In a follow-up posted on TomPaine.com, Corn recounts how the Bush campaign fielded his Nation query. It termed the abortion comment in the clipping a “misinterpretation” of Bush’s views. It pointed out that the line about Bush opposing a pro-life [presumably, constitutional] amendment was a paraphrase. Good point. Paraphrases do tend to screw up the speaker’s meaning more often than quotations. But Corn answers that it would have made no sense for Bush to say “That does not mean I’m for abortion” if he had just stated that he favored the pro-life amendment. (You’d never hear Henry Hyde say, “That does not mean I’m for abortion,” because there’s no danger anyone would think he was for abortion.) Corn also observes that the rapidity of the Bush campaign’s response (they got back to him within an hour) made it unlikely that the press handlers had bothered to ask the candidate, who was in Maine that day; more likely, they merely guessed (correctly, it turned out) that no tape recording of Bush’s 22-year-old remarks was available, and decided to snow Corn.
We can’t say for certain what Dubya’s views on abortion were in 1978, but we do know that his father was pro-choice until 1980 and that his mother remains pro-choice to this day (assuming she hasn’t changed her mind since revealing her position in a 1994 memoir). What is the likelihood that Dubya was to the right of his parents on abortion during the period in his life when he was still a Deke in his heart? In fact, as recently as this past Dec.16, Dubya was still deploying rhetoric that suggested he’d never fully gotten on board the pro-life bandwagon. On Larry King Live, Bush offered his usual rigmarole about how he personally favored a constitutional amendment banning abortion, but didn’t think it had the votes, but that he would sign a ban on partial birth abortion, and that good people could disagree on the topic. So far, so good; he was just being a tolerant and realistic pro-lifer.
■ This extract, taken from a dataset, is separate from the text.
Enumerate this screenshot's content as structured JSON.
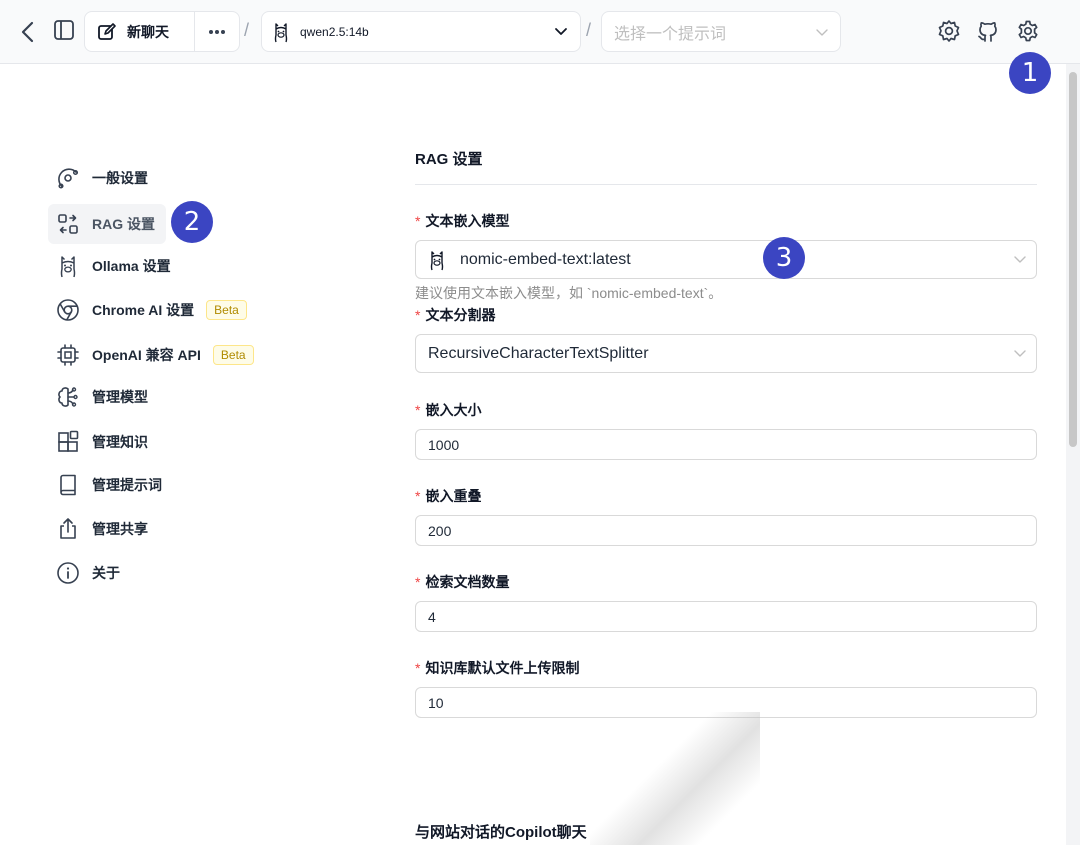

But when King asked whether women who got abortions should be held criminally liable, Bush said: “Well, look, here’s what we need to do: We need to convince people that abortion is–ought to be rare–you know, it’s an interesting question.”
Ought to be rare? Dubya, Dubya. Bill Clinton thinks abortion ought to be rare. Al Gore thinks abortion ought to be rare. Patricia Ireland probably thinks abortion ought to be rare. Pro-lifers think abortion should be nonexistent!